* [Exercise] Print all of the data exactly, with no line missing.

[Interface dataset entries]
===

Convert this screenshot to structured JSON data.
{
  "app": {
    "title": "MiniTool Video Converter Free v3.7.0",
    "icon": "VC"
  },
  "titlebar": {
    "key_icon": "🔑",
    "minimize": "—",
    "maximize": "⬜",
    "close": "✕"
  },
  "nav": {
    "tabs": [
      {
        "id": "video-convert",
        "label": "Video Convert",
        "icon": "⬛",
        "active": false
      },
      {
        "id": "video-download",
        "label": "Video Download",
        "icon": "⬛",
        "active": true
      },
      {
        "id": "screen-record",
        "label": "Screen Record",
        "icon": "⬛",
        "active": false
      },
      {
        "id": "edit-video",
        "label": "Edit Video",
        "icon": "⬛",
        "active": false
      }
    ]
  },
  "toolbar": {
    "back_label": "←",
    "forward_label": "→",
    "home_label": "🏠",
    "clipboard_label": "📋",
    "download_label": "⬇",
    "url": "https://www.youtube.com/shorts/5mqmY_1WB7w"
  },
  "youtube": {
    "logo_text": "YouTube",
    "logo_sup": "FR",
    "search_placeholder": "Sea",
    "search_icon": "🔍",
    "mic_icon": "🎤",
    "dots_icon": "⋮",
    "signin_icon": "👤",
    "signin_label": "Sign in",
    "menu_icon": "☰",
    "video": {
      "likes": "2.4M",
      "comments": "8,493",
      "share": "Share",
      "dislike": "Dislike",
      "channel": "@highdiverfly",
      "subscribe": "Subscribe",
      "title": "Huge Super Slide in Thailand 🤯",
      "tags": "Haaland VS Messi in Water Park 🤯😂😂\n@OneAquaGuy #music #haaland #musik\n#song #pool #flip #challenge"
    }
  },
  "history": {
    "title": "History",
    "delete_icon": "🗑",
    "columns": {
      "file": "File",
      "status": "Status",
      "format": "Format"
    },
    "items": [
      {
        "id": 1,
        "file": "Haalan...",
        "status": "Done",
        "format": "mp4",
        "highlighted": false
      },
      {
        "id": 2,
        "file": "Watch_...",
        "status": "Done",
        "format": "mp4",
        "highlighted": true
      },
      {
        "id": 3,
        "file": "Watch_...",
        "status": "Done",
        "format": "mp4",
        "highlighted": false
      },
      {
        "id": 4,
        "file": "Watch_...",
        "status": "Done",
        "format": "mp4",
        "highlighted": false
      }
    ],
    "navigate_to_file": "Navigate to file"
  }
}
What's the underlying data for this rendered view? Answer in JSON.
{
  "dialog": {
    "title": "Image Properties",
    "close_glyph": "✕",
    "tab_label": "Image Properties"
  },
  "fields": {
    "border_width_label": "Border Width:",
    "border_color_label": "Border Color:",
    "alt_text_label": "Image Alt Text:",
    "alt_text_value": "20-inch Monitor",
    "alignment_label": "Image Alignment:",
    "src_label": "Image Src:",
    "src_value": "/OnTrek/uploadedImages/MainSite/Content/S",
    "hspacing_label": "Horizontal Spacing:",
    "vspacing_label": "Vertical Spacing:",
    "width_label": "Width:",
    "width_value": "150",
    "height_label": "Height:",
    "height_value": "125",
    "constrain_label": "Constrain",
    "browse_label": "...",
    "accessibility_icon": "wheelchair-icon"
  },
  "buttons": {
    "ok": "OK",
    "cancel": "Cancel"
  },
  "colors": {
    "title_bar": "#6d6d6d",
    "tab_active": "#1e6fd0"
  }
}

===

* [Result of the exercise]
Convert this screenshot to structured JSON data.
{
  "app": {
    "title": "MiniTool Video Converter Free v3.7.0",
    "icon": "VC"
  },
  "titlebar": {
    "key_icon": "🔑",
    "minimize": "—",
    "maximize": "⬜",
    "close": "✕"
  },
  "nav": {
    "tabs": [
      {
        "id": "video-convert",
        "label": "Video Convert",
        "icon": "⬛",
        "active": false
      },
      {
        "id": "video-download",
        "label": "Video Download",
        "icon": "⬛",
        "active": true
      },
      {
        "id": "screen-record",
        "label": "Screen Record",
        "icon": "⬛",
        "active": false
      },
      {
        "id": "edit-video",
        "label": "Edit Video",
        "icon": "⬛",
        "active": false
      }
    ]
  },
  "toolbar": {
    "back_label": "←",
    "forward_label": "→",
    "home_label": "🏠",
    "clipboard_label": "📋",
    "download_label": "⬇",
    "url": "https://www.youtube.com/shorts/5mqmY_1WB7w"
  },
  "youtube": {
    "logo_text": "YouTube",
    "logo_sup": "FR",
    "search_placeholder": "Sea",
    "search_icon": "🔍",
    "mic_icon": "🎤",
    "dots_icon": "⋮",
    "signin_icon": "👤",
    "signin_label": "Sign in",
    "menu_icon": "☰",
    "video": {
      "likes": "2.4M",
      "comments": "8,493",
      "share": "Share",
      "dislike": "Dislike",
      "channel": "@highdiverfly",
      "subscribe": "Subscribe",
      "title": "Huge Super Slide in Thailand 🤯",
      "tags": "Haaland VS Messi in Water Park 🤯😂😂\n@OneAquaGuy #music #haaland #musik\n#song #pool #flip #challenge"
    }
  },
  "history": {
    "title": "History",
    "delete_icon": "🗑",
    "columns": {
      "file": "File",
      "status": "Status",
      "format": "Format"
    },
    "items": [
      {
        "id": 1,
        "file": "Haalan...",
        "status": "Done",
        "format": "mp4",
        "highlighted": false
      },
      {
        "id": 2,
        "file": "Watch_...",
        "status": "Done",
        "format": "mp4",
        "highlighted": true
      },
      {
        "id": 3,
        "file": "Watch_...",
        "status": "Done",
        "format": "mp4",
        "highlighted": false
      },
      {
        "id": 4,
        "file": "Watch_...",
        "status": "Done",
        "format": "mp4",
        "highlighted": false
      }
    ],
    "navigate_to_file": "Navigate to file"
  }
}
What's the underlying data for this rendered view? Answer in JSON.
{
  "dialog": {
    "title": "Image Properties",
    "close_glyph": "✕",
    "tab_label": "Image Properties"
  },
  "fields": {
    "border_width_label": "Border Width:",
    "border_color_label": "Border Color:",
    "alt_text_label": "Image Alt Text:",
    "alt_text_value": "20-inch Monitor",
    "alignment_label": "Image Alignment:",
    "src_label": "Image Src:",
    "src_value": "/OnTrek/uploadedImages/MainSite/Content/S",
    "hspacing_label": "Horizontal Spacing:",
    "vspacing_label": "Vertical Spacing:",
    "width_label": "Width:",
    "width_value": "150",
    "height_label": "Height:",
    "height_value": "125",
    "constrain_label": "Constrain",
    "browse_label": "...",
    "accessibility_icon": "wheelchair-icon"
  },
  "buttons": {
    "ok": "OK",
    "cancel": "Cancel"
  },
  "colors": {
    "title_bar": "#6d6d6d",
    "tab_active": "#1e6fd0"
  }
}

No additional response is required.